11/27/2011 09:42 am ET Updated Aug 31, 2012

How To Identify & Cook Steak Cuts

The Splendid Table®'s How To Eat Supper by Lynne Rossetto Kasper

Dear Lynne,

Why was my steak tough? The cut I bought was named "eye round." It looked just like an uncut tenderloin, but was far less expensive. After cutting it into one-inch thick rounds I cooked it very fast in a hot pan. Something wasn't right.

Cassell in Bloomsburg


Dear Cassell,

You aren't the first person to be deceived by the nasty little eye round and you won't be the last. Eye round is one of the few unredeemable cuts of meat; think tough and tasteless. Save money, but eat well with chuck steak, the cut of big flavors and some tenderness.

Several cuts of chuck steak (which is the shoulder of the animal) work. The one with a long flat bone often comes from right next to the prime rib. If you look closely you'll see it has a piece of gloriously tender rib eye. Cut that out (freeze the rest for stew or burgers) and you will feast. One-and-a-half-inch thick steaks give you more leeway to cook them just right.

One technique to remember is steaks are more tender when cooked low and slow. Brown them over high, then for maximum juiciness, get the heat down to medium low and cook slowly, turning often. Medium rare usually takes about 5 minutes a side. Test by pressing the steak. Very soft is raw, slightly firmer is bloody rare, lots of give with a little bounce back is rare to medium rare, a bit firmer is medium rare, firm is medium, bouncing back is medium well and beyond that the meat isn't worth eating.

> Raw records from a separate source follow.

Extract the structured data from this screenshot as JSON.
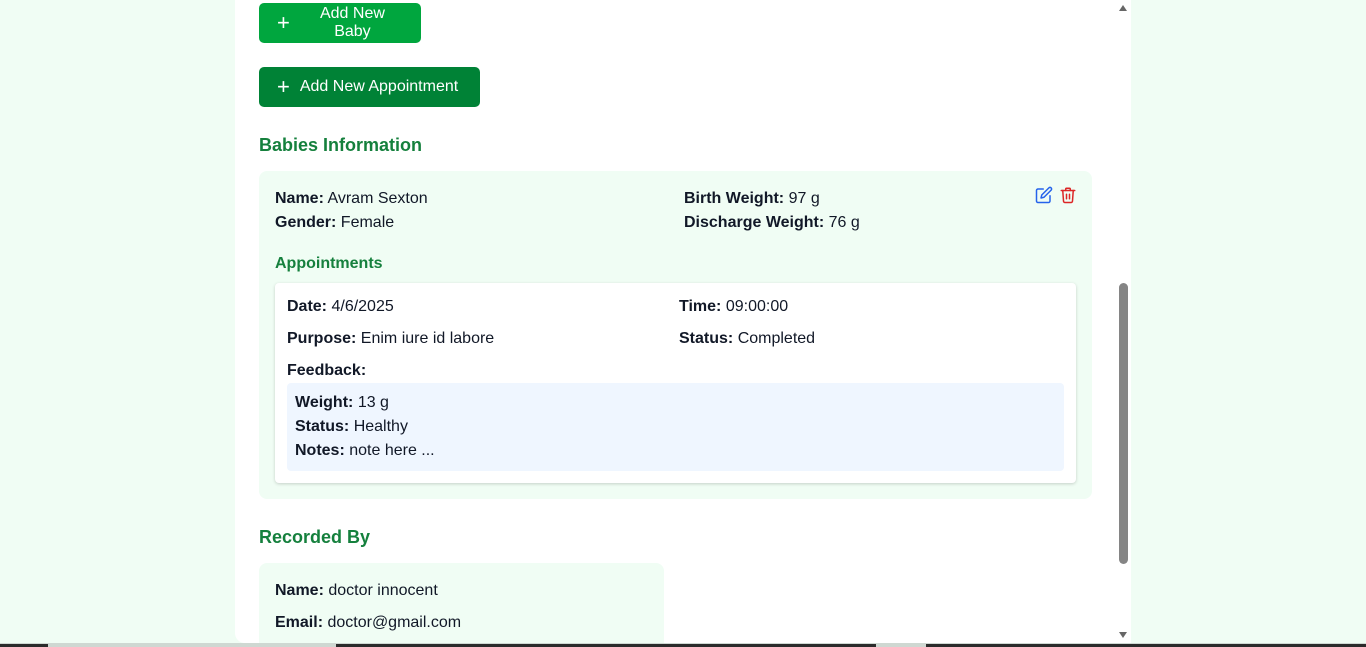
{
  "actions": {
    "add_baby_label": "Add New Baby",
    "add_appointment_label": "Add New Appointment"
  },
  "babies_section": {
    "title": "Babies Information",
    "baby": {
      "name_label": "Name:",
      "name": "Avram Sexton",
      "gender_label": "Gender:",
      "gender": "Female",
      "birth_weight_label": "Birth Weight:",
      "birth_weight": "97 g",
      "discharge_weight_label": "Discharge Weight:",
      "discharge_weight": "76 g"
    },
    "appointments_title": "Appointments",
    "appointment": {
      "date_label": "Date:",
      "date": "4/6/2025",
      "time_label": "Time:",
      "time": "09:00:00",
      "purpose_label": "Purpose:",
      "purpose": "Enim iure id labore",
      "status_label": "Status:",
      "status": "Completed",
      "feedback_label": "Feedback:",
      "feedback": {
        "weight_label": "Weight:",
        "weight": "13 g",
        "status_label": "Status:",
        "status": "Healthy",
        "notes_label": "Notes:",
        "notes": "note here ..."
      }
    }
  },
  "recorded_by": {
    "title": "Recorded By",
    "name_label": "Name:",
    "name": "doctor innocent",
    "email_label": "Email:",
    "email": "doctor@gmail.com"
  },
  "icons": {
    "add": "plus-icon",
    "edit": "edit-icon",
    "delete": "trash-icon"
  },
  "colors": {
    "page_bg": "#f0fdf4",
    "primary_green": "#00a63e",
    "dark_green": "#008236",
    "heading_green": "#15803d",
    "edit_blue": "#2563eb",
    "delete_red": "#dc2626",
    "feedback_bg": "#eff6ff"
  }
}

Two last tips. Always let meat rest 10 minutes before cutting it. The juices settle, the meat tenderizes and finishes cooking. With chuck steak's chewier quality, slice the steak thinly and on an angle, which makes it more tender when you eat it.